Massive Retaliation was another key element in early U.S. and NATO nuclear doctrinal strategy. Massive Retaliation involved NATO publicly announcing that it would respond to a Soviet bloc attack with a disproportionate response, emphasizing strategic nuclear weapons in the belief that such a policy would deter
potential adversaries from initiating an attack. Another key characteristic of Massive Retaliation was that the state that announced such a tactic had the ability to launch a second round of nuclear strikes against its attacker.
Massive Retaliation was announced by Secretary of State John Foster Dulles on January 12, 1954,
and it remained in force throughout the Eisenhower Administration as part of its New Look policy, which emphasized nuclear deterrence over conventional forces as the foundation of U.S. national security strategy.
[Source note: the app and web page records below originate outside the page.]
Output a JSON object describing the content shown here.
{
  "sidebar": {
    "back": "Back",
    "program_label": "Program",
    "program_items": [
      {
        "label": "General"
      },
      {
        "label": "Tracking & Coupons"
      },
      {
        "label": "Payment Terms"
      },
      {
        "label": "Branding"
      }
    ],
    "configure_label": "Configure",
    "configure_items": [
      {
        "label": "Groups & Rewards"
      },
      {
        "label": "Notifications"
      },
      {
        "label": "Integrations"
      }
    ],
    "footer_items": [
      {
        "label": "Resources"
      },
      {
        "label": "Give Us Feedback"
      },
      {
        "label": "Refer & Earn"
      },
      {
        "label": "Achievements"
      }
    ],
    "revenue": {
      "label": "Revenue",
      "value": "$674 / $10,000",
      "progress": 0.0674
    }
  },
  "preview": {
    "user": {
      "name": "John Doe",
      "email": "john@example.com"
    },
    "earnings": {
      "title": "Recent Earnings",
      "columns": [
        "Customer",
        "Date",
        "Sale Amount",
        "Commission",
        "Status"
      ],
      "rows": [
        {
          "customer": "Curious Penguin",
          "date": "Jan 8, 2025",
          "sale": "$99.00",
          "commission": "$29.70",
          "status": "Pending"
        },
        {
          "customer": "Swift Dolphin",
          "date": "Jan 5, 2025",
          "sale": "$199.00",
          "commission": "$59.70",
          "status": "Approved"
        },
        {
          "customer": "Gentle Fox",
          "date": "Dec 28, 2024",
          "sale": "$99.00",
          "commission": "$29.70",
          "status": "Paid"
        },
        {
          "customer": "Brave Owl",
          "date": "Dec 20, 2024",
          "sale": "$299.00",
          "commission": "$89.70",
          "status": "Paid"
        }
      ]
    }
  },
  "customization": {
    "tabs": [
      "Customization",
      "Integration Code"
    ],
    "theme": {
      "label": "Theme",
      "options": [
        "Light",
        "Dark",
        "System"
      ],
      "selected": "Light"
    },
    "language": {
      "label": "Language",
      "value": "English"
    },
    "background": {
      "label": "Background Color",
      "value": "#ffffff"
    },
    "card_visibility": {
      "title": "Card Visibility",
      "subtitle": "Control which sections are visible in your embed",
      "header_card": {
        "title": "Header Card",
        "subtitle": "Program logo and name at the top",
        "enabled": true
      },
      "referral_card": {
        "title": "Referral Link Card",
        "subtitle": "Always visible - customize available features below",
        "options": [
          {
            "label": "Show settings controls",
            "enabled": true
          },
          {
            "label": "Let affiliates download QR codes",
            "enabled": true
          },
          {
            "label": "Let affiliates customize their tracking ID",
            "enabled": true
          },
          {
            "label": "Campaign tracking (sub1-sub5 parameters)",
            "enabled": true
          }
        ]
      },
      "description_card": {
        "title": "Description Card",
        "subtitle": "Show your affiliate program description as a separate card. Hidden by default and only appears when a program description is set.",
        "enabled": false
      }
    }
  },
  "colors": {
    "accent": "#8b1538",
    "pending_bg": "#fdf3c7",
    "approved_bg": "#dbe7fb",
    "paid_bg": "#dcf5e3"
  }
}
However, its lack of flexibility in responding to potential Soviet attack severely limited its effectiveness and it
would be replaced in the Kennedy Administration.
Enunciated by Kennedy’s Defense Secretary Robert McNamara, Flexible Response allowed the use of conventional defenses to stop a Soviet assault; deliberate escalation to tactical nuclear weapons if conventional defense collapsed; and escalation to strategic nuclear forces if further battlefi eld deterioration occurred, resulting in assured destruction of both sides.
The U.S. nuclear force could survive a fi rst strike attack to retaliate by destroying enemy cities and industrial capacity. The doctrinal tenet of Mutual Assured Destruction (MAD) was further codifi ed into U.S. nuclear doctrine as part of Flexible Response. Flexible Response has gone through signifi cant evolutions since its introduction, but it has remained a critical component of U.S. nuclear doctrine until the present.